In addition, the committee learned that students of today are not acquiring a sense of empowerment for exercising their adult role as citizens of the United States and the larger global community. They graduate with a limited understanding of the true meaning of democracy and civic responsibility. They are generally apathetic toward voting and participating in government. In spite of the breadth of subject-matter that students are offered in their social studies curriculum, there is a disconnect between their studies and the real world experiences that they face upon graduation.
Since the State of Oregon only requires high school students to take two years of social studies courses to qualify for graduation, and students can choose their courses from an extensive list of options in most districts, it appears unlikely that many students will effectively meet the benchmarks that have been established.
The committee is concerned that the study of international issues, comparative government structures and the United Nations may be eliminated by many districts for financial reasons. Also, students may become further disenfranchised, because they will lack the quality and extent of study of civics and government that they would have enjoyed under the current standards. There is little or no hands-on training in democratic processes, such as how to provide input to governmental bodies. Also, there is little training in conflict-resolution processes, including the court system and international organizations like the United Nations.
(2) The committee strongly supports the budgeting of adequate funds for up-to-date textbooks and materials for social studies courses in all school districts, so that students will be prepared to take their place in the global community of the 21st century. Testing should include, not only multiple-choice questions on factual issues, but also an essay portion, to provide students the opportunity to demonstrate the ability to analyze social science issues and make critical judgments, based on facts and reasons.
(3) Computers with Internet access should be available in every social studies classroom. Teachers should have in-service training on current events and issues, such as comparative world religions, so that they can bring the most thorough information to their students.
(4) Creative processes need to be implemented in social studies classrooms in order to help students understand the importance of voting and be empowered to participate actively as citizens in a democratic government once they graduate. Such processes could include debating, participating on panels, role-playing and drafting letters to elected representatives, in which they take a position on an issue of current concern and make recommendations about appropriate ways of dealing with the issue.
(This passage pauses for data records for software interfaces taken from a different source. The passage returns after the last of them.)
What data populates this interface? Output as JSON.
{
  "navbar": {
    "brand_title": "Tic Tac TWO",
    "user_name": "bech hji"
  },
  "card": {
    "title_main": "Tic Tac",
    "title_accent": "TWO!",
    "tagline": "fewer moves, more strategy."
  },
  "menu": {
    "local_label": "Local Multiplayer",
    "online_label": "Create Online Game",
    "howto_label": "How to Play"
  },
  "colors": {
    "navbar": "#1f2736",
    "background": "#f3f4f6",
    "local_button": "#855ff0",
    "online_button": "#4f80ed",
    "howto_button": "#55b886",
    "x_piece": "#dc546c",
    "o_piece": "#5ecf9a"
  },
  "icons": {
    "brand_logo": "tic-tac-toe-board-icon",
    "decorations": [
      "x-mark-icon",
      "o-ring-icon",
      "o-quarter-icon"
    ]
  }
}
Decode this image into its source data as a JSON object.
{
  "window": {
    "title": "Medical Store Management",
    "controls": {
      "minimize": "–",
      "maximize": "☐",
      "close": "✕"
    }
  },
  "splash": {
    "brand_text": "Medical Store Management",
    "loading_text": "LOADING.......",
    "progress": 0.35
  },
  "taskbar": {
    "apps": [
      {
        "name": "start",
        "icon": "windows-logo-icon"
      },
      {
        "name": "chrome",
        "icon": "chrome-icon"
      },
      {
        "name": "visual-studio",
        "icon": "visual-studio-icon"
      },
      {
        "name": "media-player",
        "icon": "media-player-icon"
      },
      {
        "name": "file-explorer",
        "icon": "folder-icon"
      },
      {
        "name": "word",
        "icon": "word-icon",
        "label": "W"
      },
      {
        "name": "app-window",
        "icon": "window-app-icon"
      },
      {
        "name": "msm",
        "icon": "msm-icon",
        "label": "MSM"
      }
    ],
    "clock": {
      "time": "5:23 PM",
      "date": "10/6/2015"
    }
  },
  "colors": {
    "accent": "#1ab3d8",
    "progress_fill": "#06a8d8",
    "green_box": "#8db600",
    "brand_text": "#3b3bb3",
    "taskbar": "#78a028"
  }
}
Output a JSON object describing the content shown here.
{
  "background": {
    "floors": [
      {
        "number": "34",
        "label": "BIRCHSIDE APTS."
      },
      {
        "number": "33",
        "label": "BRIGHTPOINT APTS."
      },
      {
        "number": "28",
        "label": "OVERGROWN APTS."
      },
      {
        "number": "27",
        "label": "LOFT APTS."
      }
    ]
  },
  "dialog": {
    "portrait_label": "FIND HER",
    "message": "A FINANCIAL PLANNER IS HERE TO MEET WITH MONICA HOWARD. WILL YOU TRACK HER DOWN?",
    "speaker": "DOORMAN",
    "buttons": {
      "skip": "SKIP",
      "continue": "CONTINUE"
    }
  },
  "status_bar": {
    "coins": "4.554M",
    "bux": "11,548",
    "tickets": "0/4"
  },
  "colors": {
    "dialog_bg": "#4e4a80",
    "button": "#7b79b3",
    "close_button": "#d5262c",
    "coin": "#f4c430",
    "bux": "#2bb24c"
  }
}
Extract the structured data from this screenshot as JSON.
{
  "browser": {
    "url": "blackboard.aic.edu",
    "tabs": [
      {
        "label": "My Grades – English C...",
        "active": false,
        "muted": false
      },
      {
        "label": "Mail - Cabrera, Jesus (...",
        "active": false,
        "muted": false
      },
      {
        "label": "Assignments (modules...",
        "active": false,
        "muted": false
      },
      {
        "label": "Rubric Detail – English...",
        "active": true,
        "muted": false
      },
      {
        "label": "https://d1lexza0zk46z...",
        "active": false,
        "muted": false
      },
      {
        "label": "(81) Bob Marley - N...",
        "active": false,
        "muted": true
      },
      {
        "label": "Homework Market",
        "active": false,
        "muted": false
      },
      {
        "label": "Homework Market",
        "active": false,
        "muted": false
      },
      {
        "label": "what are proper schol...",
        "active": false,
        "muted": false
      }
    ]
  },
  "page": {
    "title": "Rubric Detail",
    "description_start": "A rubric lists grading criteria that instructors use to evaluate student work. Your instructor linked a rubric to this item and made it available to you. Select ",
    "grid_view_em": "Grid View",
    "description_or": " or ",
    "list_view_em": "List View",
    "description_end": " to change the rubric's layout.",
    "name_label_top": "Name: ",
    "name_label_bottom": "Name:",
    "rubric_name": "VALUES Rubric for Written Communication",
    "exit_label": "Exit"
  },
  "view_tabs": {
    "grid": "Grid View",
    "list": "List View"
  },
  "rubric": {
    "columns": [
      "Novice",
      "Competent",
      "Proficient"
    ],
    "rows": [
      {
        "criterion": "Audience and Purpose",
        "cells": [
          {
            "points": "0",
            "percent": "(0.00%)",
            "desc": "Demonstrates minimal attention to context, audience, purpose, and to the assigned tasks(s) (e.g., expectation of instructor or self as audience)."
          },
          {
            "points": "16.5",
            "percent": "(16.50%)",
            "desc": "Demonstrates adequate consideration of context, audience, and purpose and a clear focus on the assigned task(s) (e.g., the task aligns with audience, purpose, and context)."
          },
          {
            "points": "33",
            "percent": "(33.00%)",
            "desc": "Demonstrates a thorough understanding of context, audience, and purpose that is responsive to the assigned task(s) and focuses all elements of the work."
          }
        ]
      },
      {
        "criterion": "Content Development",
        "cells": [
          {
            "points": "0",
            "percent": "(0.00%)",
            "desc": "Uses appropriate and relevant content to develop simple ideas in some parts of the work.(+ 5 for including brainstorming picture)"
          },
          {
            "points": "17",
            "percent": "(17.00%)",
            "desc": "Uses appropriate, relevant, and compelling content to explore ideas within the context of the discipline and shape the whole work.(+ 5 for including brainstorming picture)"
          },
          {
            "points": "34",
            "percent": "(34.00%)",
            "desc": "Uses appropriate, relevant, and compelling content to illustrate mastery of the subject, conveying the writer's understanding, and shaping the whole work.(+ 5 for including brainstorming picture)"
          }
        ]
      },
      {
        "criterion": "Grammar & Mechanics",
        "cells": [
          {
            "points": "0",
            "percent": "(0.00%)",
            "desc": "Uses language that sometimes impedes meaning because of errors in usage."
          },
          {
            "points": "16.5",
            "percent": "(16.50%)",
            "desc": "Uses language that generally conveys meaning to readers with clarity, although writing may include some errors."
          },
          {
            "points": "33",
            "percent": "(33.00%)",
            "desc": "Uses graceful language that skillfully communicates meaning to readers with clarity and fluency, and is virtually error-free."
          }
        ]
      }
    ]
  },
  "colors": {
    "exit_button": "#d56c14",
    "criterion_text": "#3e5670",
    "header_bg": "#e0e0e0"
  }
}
(5) Students need to understand how the justice system works and what conflict-resolution processes are available to deal with various conflicts, domestic and international. Field trips and outside speakers on the Constitution and the American legal system should be incorporated into the curriculum. A model United Nations program should be offered to students at all high schools. Negotiation skills should be taught, so that students can learn to interact peacefully and effectively with people of diverse backgrounds, both domestically and internationally. Foreign language study should be encouraged as an adjunct to social studies courses.
Volunteer to teach a class to kids (at any level, K-12) on voting and responsible citizenship. The LWV of Westport, Connecticut, has successfully developed such a class.
Advocate for sufficient funding in the school budget, so that social science books and materials can be maintained and updated as needed.
Ask a high school social science teacher how you could help him/her.
This report was published in April 2003.